### Problem requirements
Each entry must be restated word for word.

### Information
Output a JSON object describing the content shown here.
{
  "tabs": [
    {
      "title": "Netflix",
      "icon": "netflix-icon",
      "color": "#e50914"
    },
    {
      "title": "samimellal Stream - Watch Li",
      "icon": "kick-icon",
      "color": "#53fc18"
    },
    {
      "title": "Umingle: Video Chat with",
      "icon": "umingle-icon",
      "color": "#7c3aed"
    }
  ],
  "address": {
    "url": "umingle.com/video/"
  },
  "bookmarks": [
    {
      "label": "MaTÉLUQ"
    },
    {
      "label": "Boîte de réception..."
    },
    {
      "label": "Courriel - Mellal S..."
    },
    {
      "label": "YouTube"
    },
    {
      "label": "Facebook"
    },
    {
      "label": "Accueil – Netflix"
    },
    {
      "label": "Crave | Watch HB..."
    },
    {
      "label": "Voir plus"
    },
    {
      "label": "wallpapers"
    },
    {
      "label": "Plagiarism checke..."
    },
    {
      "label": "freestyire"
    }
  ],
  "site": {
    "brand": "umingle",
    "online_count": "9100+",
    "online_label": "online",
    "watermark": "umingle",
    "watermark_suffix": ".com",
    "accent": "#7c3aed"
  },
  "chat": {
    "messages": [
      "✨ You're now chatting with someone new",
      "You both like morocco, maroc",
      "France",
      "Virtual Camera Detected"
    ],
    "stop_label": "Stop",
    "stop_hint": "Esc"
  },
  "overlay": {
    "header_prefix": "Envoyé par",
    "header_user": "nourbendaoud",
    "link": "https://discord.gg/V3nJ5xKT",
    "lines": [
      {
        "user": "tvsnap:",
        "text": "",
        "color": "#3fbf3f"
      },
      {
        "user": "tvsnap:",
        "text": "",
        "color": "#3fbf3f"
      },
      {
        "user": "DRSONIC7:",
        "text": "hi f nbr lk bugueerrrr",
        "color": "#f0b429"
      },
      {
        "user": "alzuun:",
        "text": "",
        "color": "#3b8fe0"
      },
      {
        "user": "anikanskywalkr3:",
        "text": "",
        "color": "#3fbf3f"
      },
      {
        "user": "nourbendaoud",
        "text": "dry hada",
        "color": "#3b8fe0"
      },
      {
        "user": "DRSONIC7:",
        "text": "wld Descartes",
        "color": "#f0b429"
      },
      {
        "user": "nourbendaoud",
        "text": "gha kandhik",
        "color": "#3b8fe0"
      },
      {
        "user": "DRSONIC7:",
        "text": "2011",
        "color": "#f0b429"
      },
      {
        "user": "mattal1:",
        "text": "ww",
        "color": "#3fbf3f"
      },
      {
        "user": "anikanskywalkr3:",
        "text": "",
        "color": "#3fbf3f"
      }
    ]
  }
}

### Expected output
Output a JSON object describing the content shown here.
{
  "tabs": [
    {
      "title": "Netflix",
      "icon": "netflix-icon",
      "color": "#e50914"
    },
    {
      "title": "samimellal Stream - Watch Li",
      "icon": "kick-icon",
      "color": "#53fc18"
    },
    {
      "title": "Umingle: Video Chat with",
      "icon": "umingle-icon",
      "color": "#7c3aed"
    }
  ],
  "address": {
    "url": "umingle.com/video/"
  },
  "bookmarks": [
    {
      "label": "MaTÉLUQ"
    },
    {
      "label": "Boîte de réception..."
    },
    {
      "label": "Courriel - Mellal S..."
    },
    {
      "label": "YouTube"
    },
    {
      "label": "Facebook"
    },
    {
      "label": "Accueil – Netflix"
    },
    {
      "label": "Crave | Watch HB..."
    },
    {
      "label": "Voir plus"
    },
    {
      "label": "wallpapers"
    },
    {
      "label": "Plagiarism checke..."
    },
    {
      "label": "freestyire"
    }
  ],
  "site": {
    "brand": "umingle",
    "online_count": "9100+",
    "online_label": "online",
    "watermark": "umingle",
    "watermark_suffix": ".com",
    "accent": "#7c3aed"
  },
  "chat": {
    "messages": [
      "✨ You're now chatting with someone new",
      "You both like morocco, maroc",
      "France",
      "Virtual Camera Detected"
    ],
    "stop_label": "Stop",
    "stop_hint": "Esc"
  },
  "overlay": {
    "header_prefix": "Envoyé par",
    "header_user": "nourbendaoud",
    "link": "https://discord.gg/V3nJ5xKT",
    "lines": [
      {
        "user": "tvsnap:",
        "text": "",
        "color": "#3fbf3f"
      },
      {
        "user": "tvsnap:",
        "text": "",
        "color": "#3fbf3f"
      },
      {
        "user": "DRSONIC7:",
        "text": "hi f nbr lk bugueerrrr",
        "color": "#f0b429"
      },
      {
        "user": "alzuun:",
        "text": "",
        "color": "#3b8fe0"
      },
      {
        "user": "anikanskywalkr3:",
        "text": "",
        "color": "#3fbf3f"
      },
      {
        "user": "nourbendaoud",
        "text": "dry hada",
        "color": "#3b8fe0"
      },
      {
        "user": "DRSONIC7:",
        "text": "wld Descartes",
        "color": "#f0b429"
      },
      {
        "user": "nourbendaoud",
        "text": "gha kandhik",
        "color": "#3b8fe0"
      },
      {
        "user": "DRSONIC7:",
        "text": "2011",
        "color": "#f0b429"
      },
      {
        "user": "mattal1:",
        "text": "ww",
        "color": "#3fbf3f"
      },
      {
        "user": "anikanskywalkr3:",
        "text": "",
        "color": "#3fbf3f"
      }
    ]
  }
}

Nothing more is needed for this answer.